In the summer its really great, I have to agree, as you can set it open when the sun comes up. Brilliant if you aren’t always awake that early yourself…..!
If you already have a chicken coop/tractor without wheels & want some – try fitting your own!
How to put wheels on a chicken coop?
It’s actually much easier than you’d think taking 2 hours at max (on your own) for a complete amateur.
- Hand drill with standard ‘drill bit’
- Spanner/Wrench (adjustable is best!)
- Clamp – would really help if you’re doing this solo.
This kit here contains everything you’ll need. As seen in the video. Super Easy!
It comes with bolts too, rather than screws to fix the bracket to the coop. This will make it much stronger in the long run, that’s a big bonus in my view. The bolts are high quality they are stainless steel and the zinc plated lock nuts means the bracket isn’t going anywhere. Nice and sturdy – the way I like it!
The lever arm and bracket are both industrial grade aluminium. Meaning its super strong but really light. Well you don’t want to add more weight that necessary to something your trying to move!
The wheels are steel not plastic, so likely to outlive us all! No seriously that wasn’t a joke check out Grandads old coop in the photo below. These steel tires would land a jumbo jet.

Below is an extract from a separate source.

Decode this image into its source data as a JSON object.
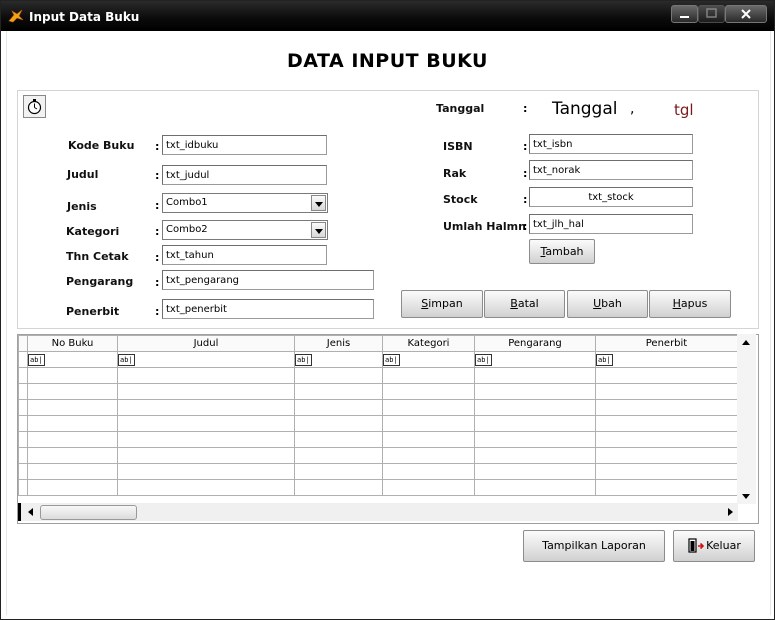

Unlike standard tubed tires, these can never go flat. Which would always happen, in the same way a bike tire left standing goes flat. Left out in the heat and cold tubed tires are a pain. To make matter worse, one will go flat before the other usually making the coop sit unevenly. Meaning anything can get in under the run if you have one. Or something can very easily dig straight under that one side. You are just giving them a head start.
An uneven coop also means that there is stress on the structural framework so it will bend over time and end up breaking etc etc blah blah its always the same story……
Seriously the tires in that kit are are the probably the best out there, I could find.
Not interested in the DIY retro fitting wheels – no bother just go with one of the Omlet coops.
Really Really dont want a plastic one then check out this wooden portable chicken coop